PA has adopted State Resolution 153, which prohibits state Senators from using public funds to pay or reimburse the costs for automatic dialing announcing devices. This resolution (which is a non-enforceable statement of policy, belief or appreciation) is a matter internal to the state Senate, designed to keep tax dollars from paying for constituent relations efforts like notices about townhall or telephone conferences which could be construed as campaign activity. This resolution does not impact the use of ADADs by the survey research profession at this time, but might spawn legislative action targeting the more general uses of ADADs in the future. CMOR will discuss this issue further in an upcoming newsletter and will be monitoring for any new policies that may arise regarding this issue.
Selling of Telephone Records
Congress – The Prevention of Fraudulent Access to Phone Records Act (H.R. 936) would expand penalties and possible legal recourse for the crime of "pretexting" -- using false identities to obtain private telephone records (customer proprietary network information, or CPNI). Like the federal pretexting law passed last year (Public Law 109-476), this Act would have little direct impact on the survey research profession, but it is important for the profession to keep apprised of the pretexting issue.

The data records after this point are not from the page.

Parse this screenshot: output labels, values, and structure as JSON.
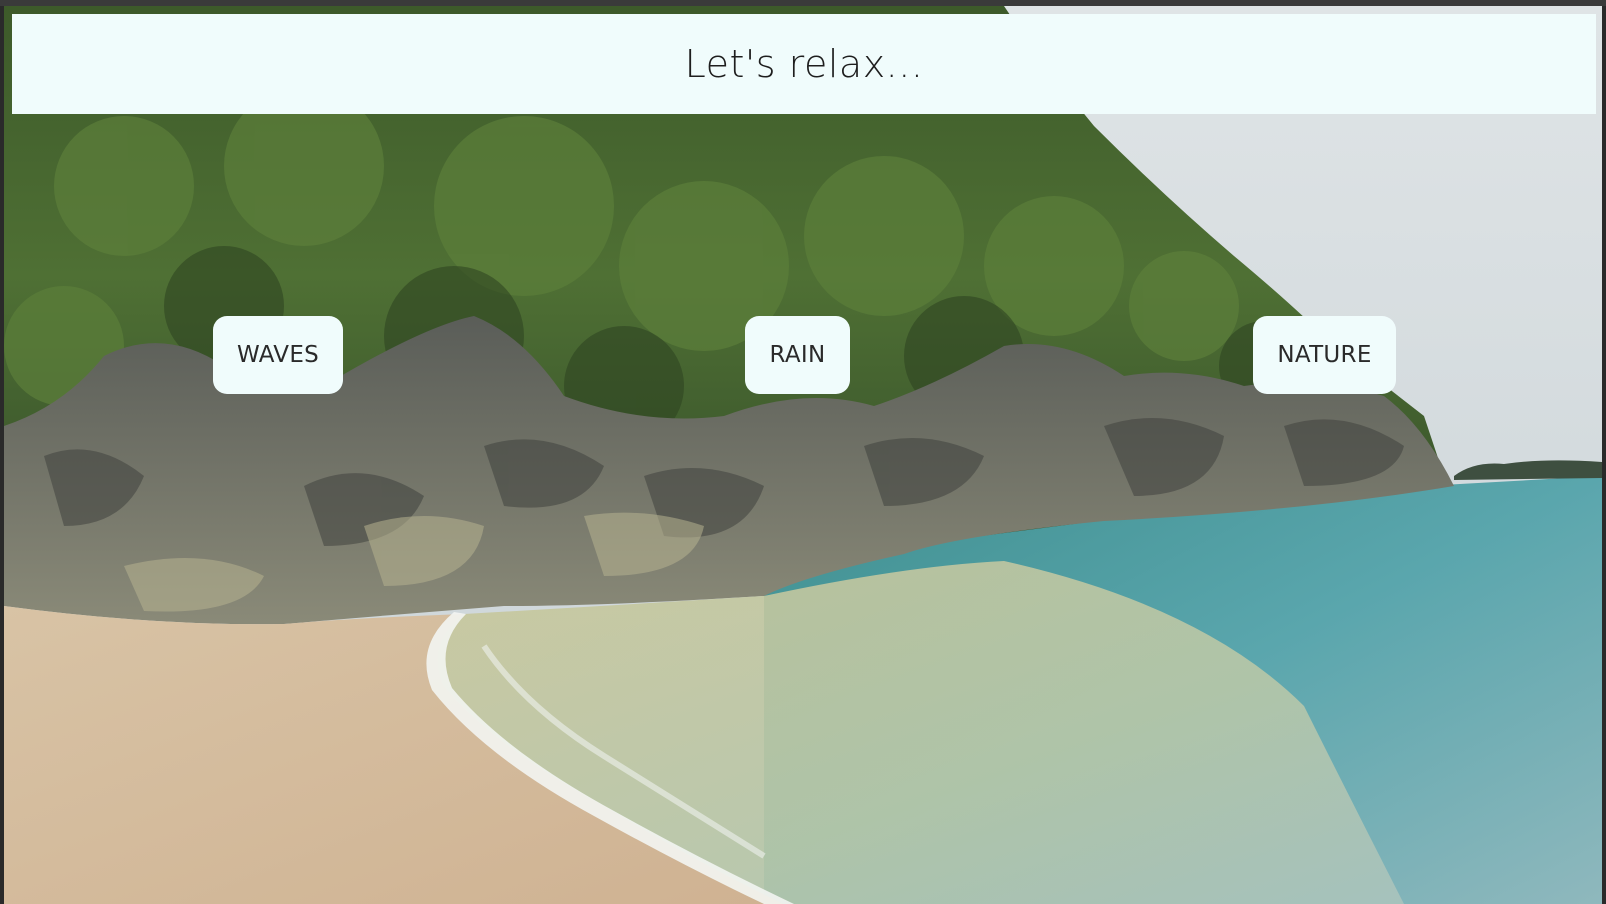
{
  "page": {
    "title": "Let's relax..."
  },
  "background": {
    "scene": "beach-with-rocky-forested-cliff-and-sea"
  },
  "buttons": [
    {
      "id": "waves",
      "label": "WAVES"
    },
    {
      "id": "rain",
      "label": "RAIN"
    },
    {
      "id": "nature",
      "label": "NATURE"
    }
  ],
  "colors": {
    "panel": "#f0fcfc",
    "text": "#1e1e1e"
  }
}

VT has passed S.B. 115, a new lawthat restricts “data mining” operations that gather information on what prescription drugs doctors dispense, which is then used by pharmaceutical makers for marketing purposes. Physicians, however, can opt-in to data mining practices if they choose. Though Vermont has not defined “data mining”, information that is obtained by or for survey researchers may qualify as a data mining operation under this law if it is utilized specifically for marketing purposes. S.B. 115 also fails to define “marketing”, though survey research will likely be outside the scope. Although this law is not targeted at survey and opinion researchers, the profession should be mindful to maintain legitimate survey research practices and avoid possible connotations of marketing (since marketing ties into advertising and solicitation).
Market Research Funding

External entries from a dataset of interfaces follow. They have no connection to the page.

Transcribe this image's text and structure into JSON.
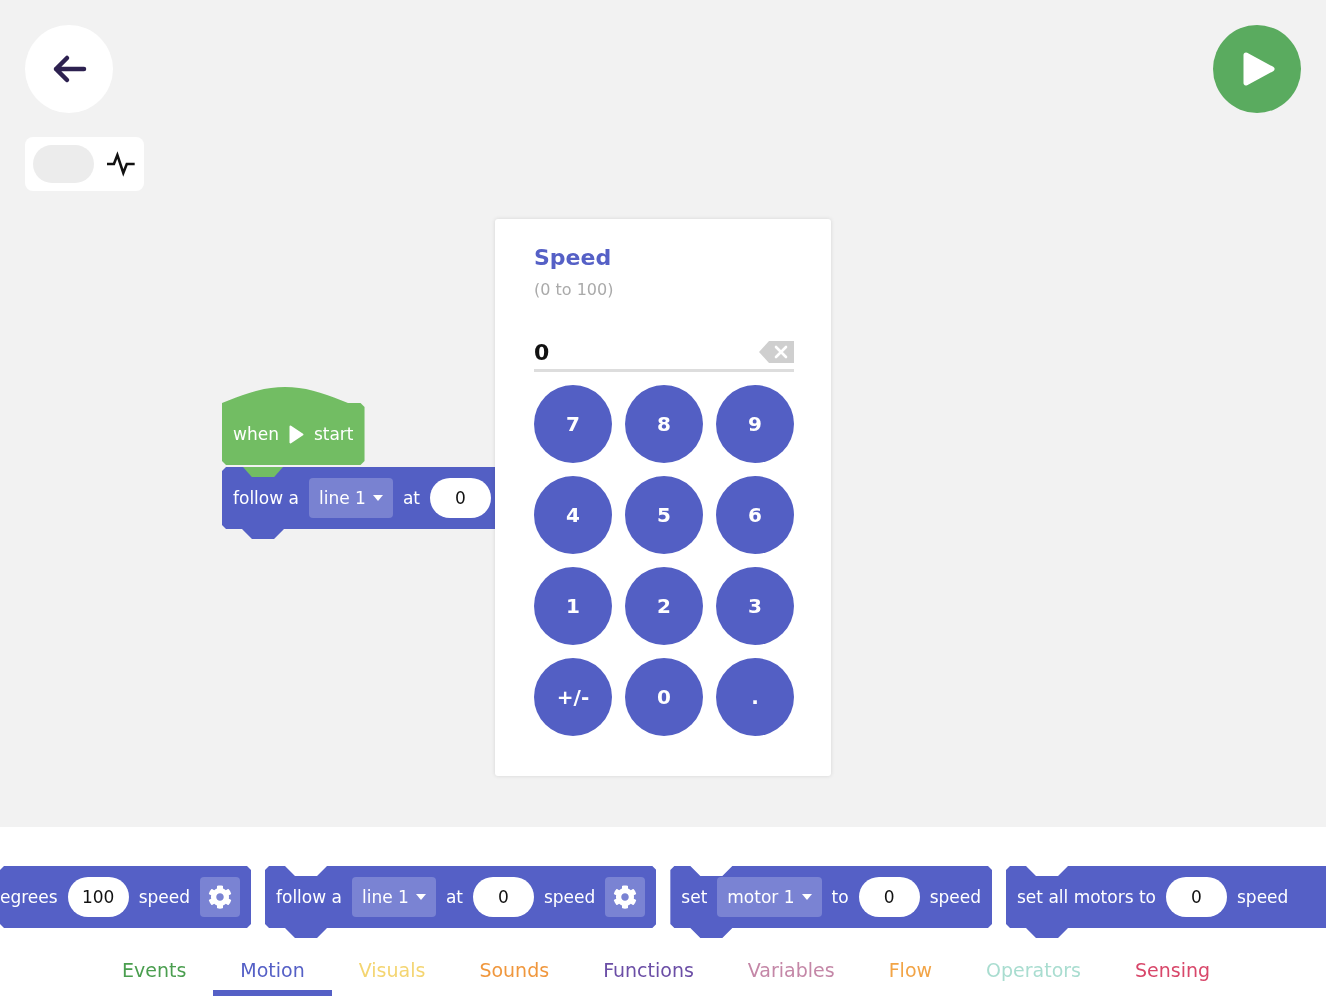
{
  "canvas": {
    "monitor_toggle": {
      "on": false
    },
    "script": [
      {
        "kind": "hat",
        "color": "#72bd63",
        "parts": [
          {
            "kind": "text",
            "text": "when"
          },
          {
            "kind": "play"
          },
          {
            "kind": "text",
            "text": "start"
          }
        ]
      },
      {
        "kind": "stack",
        "color": "#535fc4",
        "parts": [
          {
            "kind": "text",
            "text": "follow a"
          },
          {
            "kind": "dropdown",
            "text": "line 1"
          },
          {
            "kind": "text",
            "text": "at"
          },
          {
            "kind": "number",
            "text": "0"
          }
        ]
      }
    ]
  },
  "number_pad": {
    "title": "Speed",
    "range": "(0 to 100)",
    "value": "0",
    "keys": [
      "7",
      "8",
      "9",
      "4",
      "5",
      "6",
      "1",
      "2",
      "3",
      "+/-",
      "0",
      "."
    ]
  },
  "palette": {
    "blocks": [
      {
        "kind": "stack",
        "parts": [
          {
            "kind": "text",
            "text": "egrees"
          },
          {
            "kind": "number",
            "text": "100"
          },
          {
            "kind": "text",
            "text": "speed"
          },
          {
            "kind": "settings"
          }
        ]
      },
      {
        "kind": "stack",
        "parts": [
          {
            "kind": "text",
            "text": "follow a"
          },
          {
            "kind": "dropdown",
            "text": "line 1"
          },
          {
            "kind": "text",
            "text": "at"
          },
          {
            "kind": "number",
            "text": "0"
          },
          {
            "kind": "text",
            "text": "speed"
          },
          {
            "kind": "settings"
          }
        ]
      },
      {
        "kind": "stack",
        "parts": [
          {
            "kind": "text",
            "text": "set"
          },
          {
            "kind": "dropdown",
            "text": "motor 1"
          },
          {
            "kind": "text",
            "text": "to"
          },
          {
            "kind": "number",
            "text": "0"
          },
          {
            "kind": "text",
            "text": "speed"
          }
        ]
      },
      {
        "kind": "stack",
        "parts": [
          {
            "kind": "text",
            "text": "set all motors to"
          },
          {
            "kind": "number",
            "text": "0"
          },
          {
            "kind": "text",
            "text": "speed"
          }
        ]
      }
    ],
    "categories": [
      {
        "label": "Events",
        "color": "#4a9e4f",
        "selected": false
      },
      {
        "label": "Motion",
        "color": "#5560c6",
        "selected": true
      },
      {
        "label": "Visuals",
        "color": "#f4d571",
        "selected": false
      },
      {
        "label": "Sounds",
        "color": "#f0973d",
        "selected": false
      },
      {
        "label": "Functions",
        "color": "#6b4ea6",
        "selected": false
      },
      {
        "label": "Variables",
        "color": "#c487a7",
        "selected": false
      },
      {
        "label": "Flow",
        "color": "#f2a446",
        "selected": false
      },
      {
        "label": "Operators",
        "color": "#a9ddd0",
        "selected": false
      },
      {
        "label": "Sensing",
        "color": "#d8476a",
        "selected": false
      }
    ]
  }
}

Congress – The Travel Promotion Act (S. 1661) would create an independent body to manage and coordinate a nationwide travel promotions campaign, establish an Under Secretary of Commerce for Travel Promotion, and seek to encourage international travelers to visit the United States. S. 1661 would also expand funding for travel research in connection with the promotion of international travel to the U.S., including “expanding access to the official Mexican travel surveys data to provide the States with traveler characteristics and visitation estimates for targeted marketing programs” and “revising the Commerce Department's Survey of International Travelers questionnaire and report formats to accommodate a new survey instrument, expanding the respondent base, improving response rates, and improving market coverage.” Since this legislation would is primarily for the purposes of travel promotion, rather than research, CMOR will not get involved. CMOR’s Government Affairs Committee decided in July that CMOR should not be advocating for money for specific sectors of research.
Congress – The Telephone Excise Tax Repeal Act (H.R. 1194) would repeal the federal excise tax on local telephone service.

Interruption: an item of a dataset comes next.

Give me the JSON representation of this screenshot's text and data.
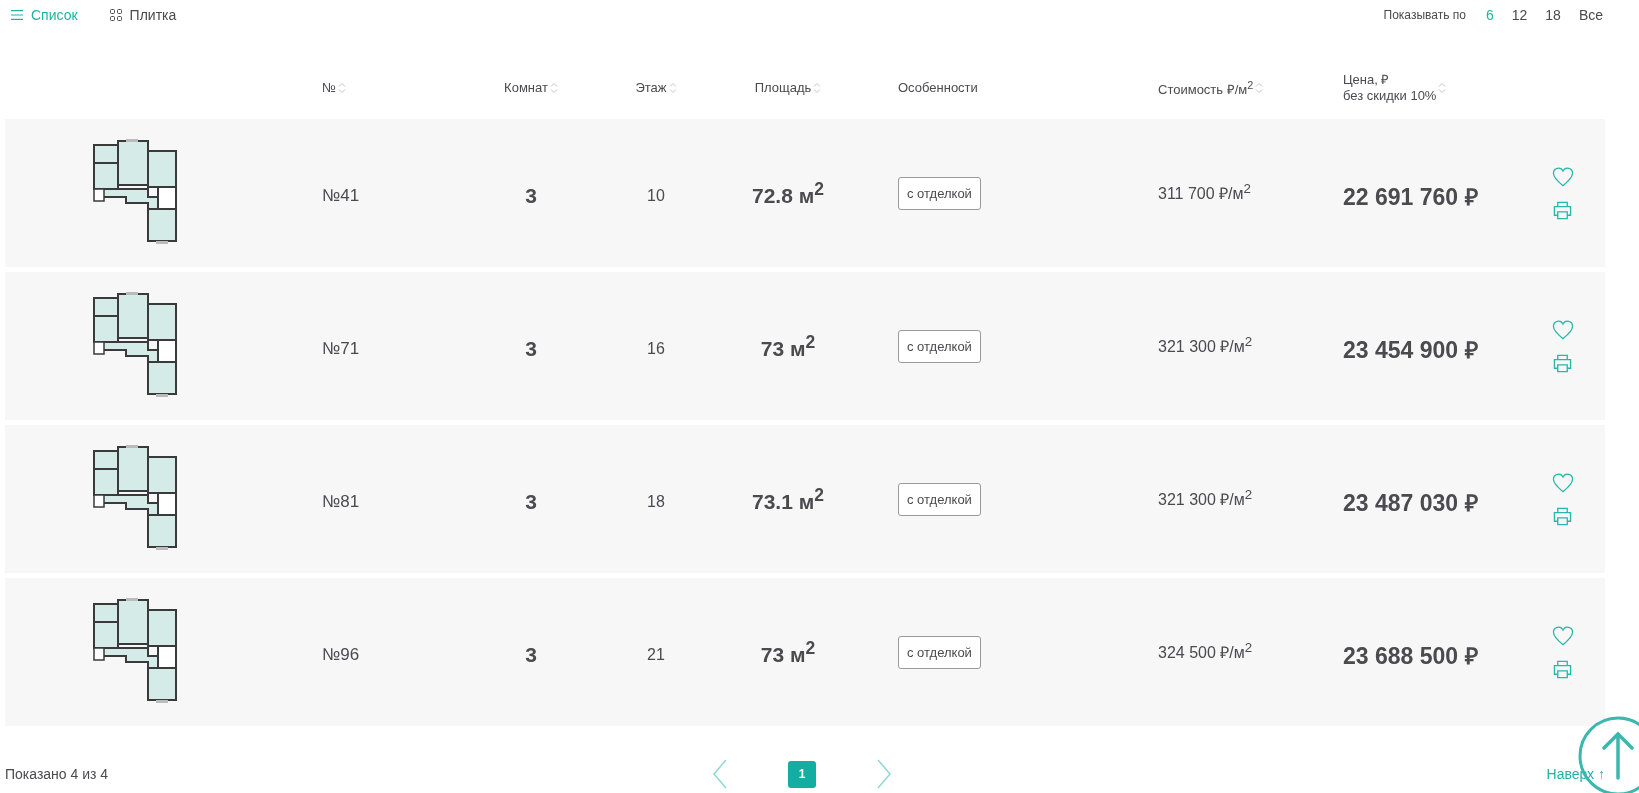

MI is considering passing H.B. 4852, which would impose a public safety surcharge of $1.35 to service users on all phone bills to fund law enforcement programs. This charge would apply to all communication services that are capable of connecting or accessing a 911 system by a local telephone device or cellular telephone service. The legislation defines a service user as “a person receiving communication service”. Therefore, it appears that this law applies to consumer and businesses that rely on telephone services in the state of Michigan. Survey researchers will therefore be subject to the monthly charge. This legislation is currently in committee pending an expected contentious debate.